Waterwalker is the title of Bill Mason's iconic movie on canoeing. And indeed, canoeing and walking have got a lot in common. Not only the same traveling speed of about 4 kilometers per hour, but also a meditative rhythm. Countless steps on a hike match numerous paddle strokes on rivers and lakes. Similarly, the lessons to be learned - either in high mountains or on remote rivers. Lessons about one’s own insignificance in such oversized settings. Modesty and humility will take you farther.
But there are also marked differences. While you can wander around in Central Europe with, let's say, 10 kilograms of equipment (all told), a canoe trip in Canada's Back of Beyond may require an outfit that soon weighs 10 times as much (excluding food). Take drinking water: In Canada, it carries your canoe. On a hike you carry the water. Or the margin for error: Whereas on a hike one single wrong step can wreak havoc to your journey, it is unlikely that an erroneous paddle stroke will bring your journey to a halt. Take the consequences of a blunder, or bad luck: Where in Central Europe a rescue helicopter is often not too far away, a distress signal triggered in the far reaches of the Canadian North may activate a Hercules CC-130 many thousands of miles away. Or take free miles: Where you may well travel long distances on a river without expending yourself, you won't cover a single meter on a hike if you don't push yourself. Silence and solitude, so deeply tied to Canada's North has become a matter of fortune even in ancient forests or on high mountain slopes in Central Europe. In short: Canada's North provides for grand escapes, the mountains of Central Europe for small ones.

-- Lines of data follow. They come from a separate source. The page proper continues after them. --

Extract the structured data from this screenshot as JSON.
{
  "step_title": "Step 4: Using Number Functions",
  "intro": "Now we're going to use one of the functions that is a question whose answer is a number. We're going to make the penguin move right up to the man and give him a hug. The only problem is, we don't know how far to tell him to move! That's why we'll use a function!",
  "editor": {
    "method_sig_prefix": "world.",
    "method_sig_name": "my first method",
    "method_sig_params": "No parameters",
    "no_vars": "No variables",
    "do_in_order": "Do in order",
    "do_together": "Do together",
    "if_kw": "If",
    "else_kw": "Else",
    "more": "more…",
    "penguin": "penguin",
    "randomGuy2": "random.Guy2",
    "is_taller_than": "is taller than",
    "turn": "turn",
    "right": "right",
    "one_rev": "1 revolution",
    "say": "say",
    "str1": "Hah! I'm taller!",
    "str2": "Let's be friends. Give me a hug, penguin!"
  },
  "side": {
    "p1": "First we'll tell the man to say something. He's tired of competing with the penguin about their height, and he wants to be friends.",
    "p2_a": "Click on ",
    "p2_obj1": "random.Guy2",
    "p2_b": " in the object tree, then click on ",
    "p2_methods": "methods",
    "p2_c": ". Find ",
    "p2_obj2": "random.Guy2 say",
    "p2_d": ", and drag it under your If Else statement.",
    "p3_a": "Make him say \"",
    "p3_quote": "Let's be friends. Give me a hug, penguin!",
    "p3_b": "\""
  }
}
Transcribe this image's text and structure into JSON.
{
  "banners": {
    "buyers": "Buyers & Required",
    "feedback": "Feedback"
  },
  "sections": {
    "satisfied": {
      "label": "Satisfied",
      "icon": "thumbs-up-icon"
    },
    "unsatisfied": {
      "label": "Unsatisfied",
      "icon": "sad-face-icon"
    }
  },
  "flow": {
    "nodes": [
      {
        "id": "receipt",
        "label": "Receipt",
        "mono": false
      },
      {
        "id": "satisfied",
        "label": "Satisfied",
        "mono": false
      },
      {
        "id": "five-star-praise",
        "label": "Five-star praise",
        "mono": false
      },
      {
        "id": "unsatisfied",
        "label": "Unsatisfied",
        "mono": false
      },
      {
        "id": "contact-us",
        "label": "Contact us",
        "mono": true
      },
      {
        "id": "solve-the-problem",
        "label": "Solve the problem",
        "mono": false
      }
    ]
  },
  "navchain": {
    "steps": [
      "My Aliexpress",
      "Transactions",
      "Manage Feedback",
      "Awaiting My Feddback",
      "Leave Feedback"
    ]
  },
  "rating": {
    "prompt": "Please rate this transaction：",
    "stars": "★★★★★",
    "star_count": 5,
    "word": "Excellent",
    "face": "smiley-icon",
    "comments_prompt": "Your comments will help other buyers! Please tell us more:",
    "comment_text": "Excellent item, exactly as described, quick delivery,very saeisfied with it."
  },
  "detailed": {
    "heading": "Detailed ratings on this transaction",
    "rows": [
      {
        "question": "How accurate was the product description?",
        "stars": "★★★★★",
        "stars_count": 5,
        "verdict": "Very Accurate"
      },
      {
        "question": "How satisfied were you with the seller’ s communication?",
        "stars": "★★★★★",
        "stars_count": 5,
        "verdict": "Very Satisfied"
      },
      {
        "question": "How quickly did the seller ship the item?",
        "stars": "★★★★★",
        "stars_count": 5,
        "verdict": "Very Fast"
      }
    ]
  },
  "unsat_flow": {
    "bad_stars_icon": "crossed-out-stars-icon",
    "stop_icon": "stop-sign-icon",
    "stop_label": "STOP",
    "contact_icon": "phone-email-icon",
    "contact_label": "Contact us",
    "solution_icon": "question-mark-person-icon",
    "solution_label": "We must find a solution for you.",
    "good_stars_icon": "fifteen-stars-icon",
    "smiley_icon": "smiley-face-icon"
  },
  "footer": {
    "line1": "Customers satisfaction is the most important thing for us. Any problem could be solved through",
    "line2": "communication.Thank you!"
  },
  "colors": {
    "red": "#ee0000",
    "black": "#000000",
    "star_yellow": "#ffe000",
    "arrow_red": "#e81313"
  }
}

These galleries are intended to convey an idea of what is in store along the way. For those who are planning to go and those who share an interest into long distance hiking and mountains but cannot go have a look for themselves. From Munich to Venice entices by traversing three different countries with their traditional food, customs and languages. Whereas the special charm of the Pyrenees for me was crossing Spain from one ocean to the other. The Grande Traversata delle Alpi (GTA) is a physical challenge accompanied by Italian food. The Dientes are hardly worth mentioning from a hiking perspective. It takes only a few days to complete the circuit. But this trail is truly south of 60 degrees (north) and the southern beech tree is a noteworthy beauty. The Via Dinarica was born out of the necessity to start early (June) with mountains en route but avoiding issues with snow. With regards to through-going natural beauty, I would not rank the Via Dinarica in first place. This hike is for those who are particularly interested in the Balkans. And it is a good idea to learn about the complicated and tragic history of this region beforehand. There is a very good 3-part documentation: "Balkan in Flammen". Revisiting the Pyrenees was owed to the virus.
This site is also a plea for one’s own tent. Some campsites and the hours you spend there cannot be matched by anything you could ever get in a (serviced) mountain hut.
With regard to the facts, the above mentioned routes turn out as follows:
GR 11: 800 KM distance – 50 days – 34 KM ascent and descent.
HRP: 740 KM distance – 58 days – 37 KM ascent and descent.
GTA: 700 KM distance – 50 days – 46 KM ascent and descent.
Munich to Venice: 610 KM distance – 33 days – 30 KM ascent and descent.
Via Dinarica: 1130 KM distance – 74 days – 42 KM ascent and descent.
Now, especially the numbers on ascent and descent should be viewed with caution. Different algorithms result in different numbers for one and the same gpx file. E. g. Outdooractive estimates 43 KM for the ascent and descent of the HRP, Google only 37 KM in comparison.